- Set a schedule and expectations early. Outline a firm process and schedule for onboarding and stick with it. Set proper expectations from the beginning so new hires will have a clear picture and understanding of their roles and responsibilities, and what success in your company looks like.
Also, make sure your new hires understand the tasks, systems, and software they will be using. Make sure training is in place for these systems and share all resources that are needed for their job, such as upcoming projects, organizational leaders and access to shared resources. Be transparent and communicate as often as needed in the beginning.
- Foster culture and go the extra mile. Fostering a strong sense of culture and communicating it is critical in virtual settings. Go the extra mile when onboarding new employees - emerge them into your company environment and culture right away.
Working remotely can be a challenge right now, so you need to go out of your way to make sure your new hires feel comfortable and engaged. It’s important that new hires feel a part of the team from the very beginning and can start contributing right away.
- Keep refining the onboarding process. Now is the time to continue to refine and evolve your onboarding process, especially if your teams will be remote for some time. Learn from these experiences and continue to make it better and better. Find out what is working well for onboarding remote workers by consulting those who have had similar experiences.
Ask your new employees what they thought of your virtual onboarding process, the value they got from it, and what could you do to make it better.
There are great resources out there on virtual onboarding for new hires and checklists for planning their first week. You'll need to work with your managers to hyper-plan their first 5 days as they won't have colleagues around to point them in the right direction.
Onboarding new employees is always important
But, remote hires have some challenges and require more to get the same result. Use video conferencing as much as you can, schedule frequent 1:1s, and stay engaged with your new remote hires as much as possible. Making these hires feel welcome, engaged, and part of the team is critical in this environment.

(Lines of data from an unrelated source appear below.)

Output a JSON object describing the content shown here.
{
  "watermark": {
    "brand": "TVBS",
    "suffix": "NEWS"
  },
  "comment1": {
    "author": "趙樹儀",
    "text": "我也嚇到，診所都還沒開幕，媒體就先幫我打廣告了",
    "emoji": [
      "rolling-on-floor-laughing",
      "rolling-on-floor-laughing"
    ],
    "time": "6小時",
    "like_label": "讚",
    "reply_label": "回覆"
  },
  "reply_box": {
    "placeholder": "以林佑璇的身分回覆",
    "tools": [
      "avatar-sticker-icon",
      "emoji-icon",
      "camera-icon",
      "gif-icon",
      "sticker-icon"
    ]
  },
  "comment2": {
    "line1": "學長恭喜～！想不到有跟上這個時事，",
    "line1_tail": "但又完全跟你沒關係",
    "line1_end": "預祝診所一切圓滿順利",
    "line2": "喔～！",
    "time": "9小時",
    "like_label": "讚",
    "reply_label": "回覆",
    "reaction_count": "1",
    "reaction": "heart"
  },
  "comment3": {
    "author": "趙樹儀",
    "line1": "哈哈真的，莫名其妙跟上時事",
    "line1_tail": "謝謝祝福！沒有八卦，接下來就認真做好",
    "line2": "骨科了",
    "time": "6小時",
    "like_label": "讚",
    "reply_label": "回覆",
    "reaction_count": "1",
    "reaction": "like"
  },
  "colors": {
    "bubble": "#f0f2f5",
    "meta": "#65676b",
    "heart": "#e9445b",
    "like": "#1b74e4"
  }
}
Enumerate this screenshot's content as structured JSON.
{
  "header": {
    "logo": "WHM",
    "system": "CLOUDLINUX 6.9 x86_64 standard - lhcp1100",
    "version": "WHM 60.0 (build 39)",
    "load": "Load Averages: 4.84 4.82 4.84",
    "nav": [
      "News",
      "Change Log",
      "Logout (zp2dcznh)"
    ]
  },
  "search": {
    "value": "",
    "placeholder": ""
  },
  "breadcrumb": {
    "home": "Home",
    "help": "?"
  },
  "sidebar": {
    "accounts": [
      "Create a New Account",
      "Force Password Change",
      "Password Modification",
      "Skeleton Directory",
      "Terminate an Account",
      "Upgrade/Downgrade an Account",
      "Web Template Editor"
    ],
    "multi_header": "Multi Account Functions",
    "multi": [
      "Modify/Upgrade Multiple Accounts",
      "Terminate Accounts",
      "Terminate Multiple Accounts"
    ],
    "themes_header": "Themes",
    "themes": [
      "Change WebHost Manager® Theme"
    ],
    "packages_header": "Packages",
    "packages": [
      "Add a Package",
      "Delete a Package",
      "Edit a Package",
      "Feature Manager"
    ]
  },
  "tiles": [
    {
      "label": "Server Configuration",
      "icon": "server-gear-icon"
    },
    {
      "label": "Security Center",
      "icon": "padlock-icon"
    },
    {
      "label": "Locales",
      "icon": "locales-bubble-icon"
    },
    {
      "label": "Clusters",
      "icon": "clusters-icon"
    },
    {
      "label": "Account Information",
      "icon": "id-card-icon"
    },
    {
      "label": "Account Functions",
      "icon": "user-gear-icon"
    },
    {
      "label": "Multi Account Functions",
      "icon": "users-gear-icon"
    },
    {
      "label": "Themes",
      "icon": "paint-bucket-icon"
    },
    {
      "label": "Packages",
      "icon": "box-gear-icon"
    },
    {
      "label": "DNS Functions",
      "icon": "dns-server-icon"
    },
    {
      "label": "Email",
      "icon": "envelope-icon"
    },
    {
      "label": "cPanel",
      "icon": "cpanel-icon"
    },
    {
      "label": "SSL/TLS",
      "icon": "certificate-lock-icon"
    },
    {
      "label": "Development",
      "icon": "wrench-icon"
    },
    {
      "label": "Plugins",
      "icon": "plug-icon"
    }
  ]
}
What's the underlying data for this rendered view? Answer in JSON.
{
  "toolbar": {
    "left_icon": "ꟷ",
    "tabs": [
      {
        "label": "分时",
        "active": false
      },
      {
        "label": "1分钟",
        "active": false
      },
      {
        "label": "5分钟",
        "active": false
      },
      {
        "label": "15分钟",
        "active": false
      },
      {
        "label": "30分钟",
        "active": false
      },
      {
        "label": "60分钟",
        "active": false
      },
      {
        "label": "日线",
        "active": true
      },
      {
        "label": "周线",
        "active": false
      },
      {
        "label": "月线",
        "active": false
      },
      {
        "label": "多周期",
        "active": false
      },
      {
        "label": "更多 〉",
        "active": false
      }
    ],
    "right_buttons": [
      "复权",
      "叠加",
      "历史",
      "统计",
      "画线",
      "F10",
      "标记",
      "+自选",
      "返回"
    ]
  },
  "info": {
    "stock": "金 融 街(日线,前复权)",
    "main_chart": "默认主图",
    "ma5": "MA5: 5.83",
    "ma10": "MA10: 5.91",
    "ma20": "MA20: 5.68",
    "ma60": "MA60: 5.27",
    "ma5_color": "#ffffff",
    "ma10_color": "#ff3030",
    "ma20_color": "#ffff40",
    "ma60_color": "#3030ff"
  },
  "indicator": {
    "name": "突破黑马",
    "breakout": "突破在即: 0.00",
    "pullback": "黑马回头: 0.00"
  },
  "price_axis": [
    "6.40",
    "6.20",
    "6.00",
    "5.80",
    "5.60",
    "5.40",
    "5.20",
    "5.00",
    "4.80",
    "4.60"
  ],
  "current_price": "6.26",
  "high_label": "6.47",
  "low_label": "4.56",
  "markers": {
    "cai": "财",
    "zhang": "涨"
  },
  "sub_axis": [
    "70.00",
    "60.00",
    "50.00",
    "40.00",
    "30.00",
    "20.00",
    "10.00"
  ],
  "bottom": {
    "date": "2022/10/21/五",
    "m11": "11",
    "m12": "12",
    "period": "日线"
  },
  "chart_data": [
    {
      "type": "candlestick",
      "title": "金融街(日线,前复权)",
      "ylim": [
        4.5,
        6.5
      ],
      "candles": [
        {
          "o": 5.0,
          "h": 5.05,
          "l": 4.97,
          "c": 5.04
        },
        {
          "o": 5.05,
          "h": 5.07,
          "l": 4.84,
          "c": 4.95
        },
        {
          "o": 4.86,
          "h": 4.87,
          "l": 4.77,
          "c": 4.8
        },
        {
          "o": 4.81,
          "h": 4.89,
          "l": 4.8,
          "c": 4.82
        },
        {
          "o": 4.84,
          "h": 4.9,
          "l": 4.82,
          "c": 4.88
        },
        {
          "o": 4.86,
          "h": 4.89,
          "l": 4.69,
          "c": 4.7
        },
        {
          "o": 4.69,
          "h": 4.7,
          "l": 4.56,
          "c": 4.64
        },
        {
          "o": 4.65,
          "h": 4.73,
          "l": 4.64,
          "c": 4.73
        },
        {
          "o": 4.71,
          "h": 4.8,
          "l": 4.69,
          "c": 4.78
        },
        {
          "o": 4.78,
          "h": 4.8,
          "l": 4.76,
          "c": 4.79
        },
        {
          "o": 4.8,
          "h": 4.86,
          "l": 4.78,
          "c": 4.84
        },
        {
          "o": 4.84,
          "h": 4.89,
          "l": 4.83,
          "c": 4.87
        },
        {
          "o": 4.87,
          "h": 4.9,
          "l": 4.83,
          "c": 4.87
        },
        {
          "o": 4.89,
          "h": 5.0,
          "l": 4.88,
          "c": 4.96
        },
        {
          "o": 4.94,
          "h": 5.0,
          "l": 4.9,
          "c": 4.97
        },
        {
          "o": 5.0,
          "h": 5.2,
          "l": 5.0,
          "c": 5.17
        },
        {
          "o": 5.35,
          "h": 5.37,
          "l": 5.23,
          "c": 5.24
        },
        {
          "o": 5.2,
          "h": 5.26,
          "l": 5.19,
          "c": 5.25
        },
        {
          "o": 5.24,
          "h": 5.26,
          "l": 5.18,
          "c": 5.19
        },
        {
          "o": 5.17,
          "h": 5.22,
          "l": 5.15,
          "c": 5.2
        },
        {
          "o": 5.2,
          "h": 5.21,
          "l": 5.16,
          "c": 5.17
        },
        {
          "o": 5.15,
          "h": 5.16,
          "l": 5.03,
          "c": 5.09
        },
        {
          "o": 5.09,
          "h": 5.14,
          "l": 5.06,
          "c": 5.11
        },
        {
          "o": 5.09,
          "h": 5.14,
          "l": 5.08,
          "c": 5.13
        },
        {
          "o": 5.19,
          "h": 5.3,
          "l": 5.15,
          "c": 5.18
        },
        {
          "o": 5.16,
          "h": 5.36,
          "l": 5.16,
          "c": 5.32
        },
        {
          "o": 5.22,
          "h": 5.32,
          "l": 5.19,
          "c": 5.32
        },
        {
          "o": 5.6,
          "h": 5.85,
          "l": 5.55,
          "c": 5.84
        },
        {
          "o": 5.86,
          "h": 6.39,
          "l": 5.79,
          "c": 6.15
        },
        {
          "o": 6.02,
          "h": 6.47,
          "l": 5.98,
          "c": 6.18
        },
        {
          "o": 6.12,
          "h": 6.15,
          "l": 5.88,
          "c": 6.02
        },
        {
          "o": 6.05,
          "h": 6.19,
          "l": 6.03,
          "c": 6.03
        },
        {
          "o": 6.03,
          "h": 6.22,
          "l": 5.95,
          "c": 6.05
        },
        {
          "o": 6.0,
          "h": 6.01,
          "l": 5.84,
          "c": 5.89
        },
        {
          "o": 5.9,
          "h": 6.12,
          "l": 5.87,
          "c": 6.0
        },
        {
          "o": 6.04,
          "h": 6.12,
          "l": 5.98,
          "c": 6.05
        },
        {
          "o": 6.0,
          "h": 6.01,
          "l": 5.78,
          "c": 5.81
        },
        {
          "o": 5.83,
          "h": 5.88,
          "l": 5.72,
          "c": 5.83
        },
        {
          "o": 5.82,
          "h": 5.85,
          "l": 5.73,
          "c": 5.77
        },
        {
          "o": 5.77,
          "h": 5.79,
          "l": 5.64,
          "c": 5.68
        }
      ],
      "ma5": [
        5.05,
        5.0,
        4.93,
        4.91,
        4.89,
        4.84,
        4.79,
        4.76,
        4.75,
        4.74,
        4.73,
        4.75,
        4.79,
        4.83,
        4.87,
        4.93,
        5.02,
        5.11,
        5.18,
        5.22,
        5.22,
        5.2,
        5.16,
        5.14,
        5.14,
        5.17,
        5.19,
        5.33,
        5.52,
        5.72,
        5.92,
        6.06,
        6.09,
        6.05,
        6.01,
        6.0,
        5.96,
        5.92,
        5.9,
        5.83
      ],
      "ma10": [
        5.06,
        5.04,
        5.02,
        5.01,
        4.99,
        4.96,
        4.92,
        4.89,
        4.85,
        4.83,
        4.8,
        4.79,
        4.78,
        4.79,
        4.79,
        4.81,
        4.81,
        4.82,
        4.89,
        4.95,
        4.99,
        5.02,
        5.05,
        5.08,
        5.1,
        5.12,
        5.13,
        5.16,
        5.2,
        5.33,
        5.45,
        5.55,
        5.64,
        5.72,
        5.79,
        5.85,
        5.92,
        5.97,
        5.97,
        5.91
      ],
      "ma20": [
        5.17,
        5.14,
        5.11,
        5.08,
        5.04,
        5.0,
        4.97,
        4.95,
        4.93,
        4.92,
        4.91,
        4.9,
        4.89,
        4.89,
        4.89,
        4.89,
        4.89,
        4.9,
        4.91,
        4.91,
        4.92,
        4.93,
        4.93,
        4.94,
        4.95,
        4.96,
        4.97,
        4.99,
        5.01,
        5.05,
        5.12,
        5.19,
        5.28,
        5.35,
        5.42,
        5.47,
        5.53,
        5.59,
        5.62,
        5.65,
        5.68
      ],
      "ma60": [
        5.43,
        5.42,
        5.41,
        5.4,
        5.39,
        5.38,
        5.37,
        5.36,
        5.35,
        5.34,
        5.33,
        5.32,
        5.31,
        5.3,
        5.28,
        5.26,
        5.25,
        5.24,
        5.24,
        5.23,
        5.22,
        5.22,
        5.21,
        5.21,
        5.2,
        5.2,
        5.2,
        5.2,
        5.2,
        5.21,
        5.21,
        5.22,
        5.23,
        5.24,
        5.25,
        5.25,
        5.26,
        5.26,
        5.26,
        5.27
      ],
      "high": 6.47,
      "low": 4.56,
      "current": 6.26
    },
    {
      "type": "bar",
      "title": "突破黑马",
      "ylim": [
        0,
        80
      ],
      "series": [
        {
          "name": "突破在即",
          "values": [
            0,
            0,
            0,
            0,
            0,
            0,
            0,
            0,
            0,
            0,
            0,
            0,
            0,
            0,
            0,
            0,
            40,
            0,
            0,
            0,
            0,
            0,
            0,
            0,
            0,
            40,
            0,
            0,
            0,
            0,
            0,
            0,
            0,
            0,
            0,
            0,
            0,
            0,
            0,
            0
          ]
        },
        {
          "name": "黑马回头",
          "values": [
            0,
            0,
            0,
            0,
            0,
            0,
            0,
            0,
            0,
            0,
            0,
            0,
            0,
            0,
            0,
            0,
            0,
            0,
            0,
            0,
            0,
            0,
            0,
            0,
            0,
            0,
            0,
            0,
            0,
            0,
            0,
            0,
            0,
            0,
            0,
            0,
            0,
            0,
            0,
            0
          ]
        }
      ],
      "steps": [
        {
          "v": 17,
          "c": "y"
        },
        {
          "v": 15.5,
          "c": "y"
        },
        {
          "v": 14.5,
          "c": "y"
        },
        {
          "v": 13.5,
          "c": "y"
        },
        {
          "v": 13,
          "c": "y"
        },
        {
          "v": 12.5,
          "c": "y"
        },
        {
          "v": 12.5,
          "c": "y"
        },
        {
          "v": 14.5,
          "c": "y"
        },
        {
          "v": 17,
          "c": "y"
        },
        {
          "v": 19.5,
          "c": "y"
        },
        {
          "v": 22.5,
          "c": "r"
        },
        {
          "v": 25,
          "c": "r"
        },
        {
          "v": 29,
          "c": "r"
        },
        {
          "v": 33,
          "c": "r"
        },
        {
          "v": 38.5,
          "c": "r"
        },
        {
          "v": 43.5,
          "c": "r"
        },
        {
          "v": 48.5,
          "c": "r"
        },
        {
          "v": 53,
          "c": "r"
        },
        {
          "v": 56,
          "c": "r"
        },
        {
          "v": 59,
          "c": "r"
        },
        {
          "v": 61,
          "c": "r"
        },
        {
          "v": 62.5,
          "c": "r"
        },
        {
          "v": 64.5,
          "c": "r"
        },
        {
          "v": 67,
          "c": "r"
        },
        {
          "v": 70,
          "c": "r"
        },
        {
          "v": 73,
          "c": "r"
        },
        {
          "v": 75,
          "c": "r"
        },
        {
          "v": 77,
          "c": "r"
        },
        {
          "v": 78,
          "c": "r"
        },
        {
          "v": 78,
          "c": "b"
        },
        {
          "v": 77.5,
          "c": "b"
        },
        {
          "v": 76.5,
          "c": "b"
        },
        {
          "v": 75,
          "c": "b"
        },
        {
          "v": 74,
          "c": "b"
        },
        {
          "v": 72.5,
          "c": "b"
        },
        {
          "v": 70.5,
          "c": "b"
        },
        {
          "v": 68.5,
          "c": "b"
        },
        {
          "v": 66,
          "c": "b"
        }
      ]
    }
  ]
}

Why do brands like G2, Cars.com and ShipBob trust Hunt Club to make the right hires?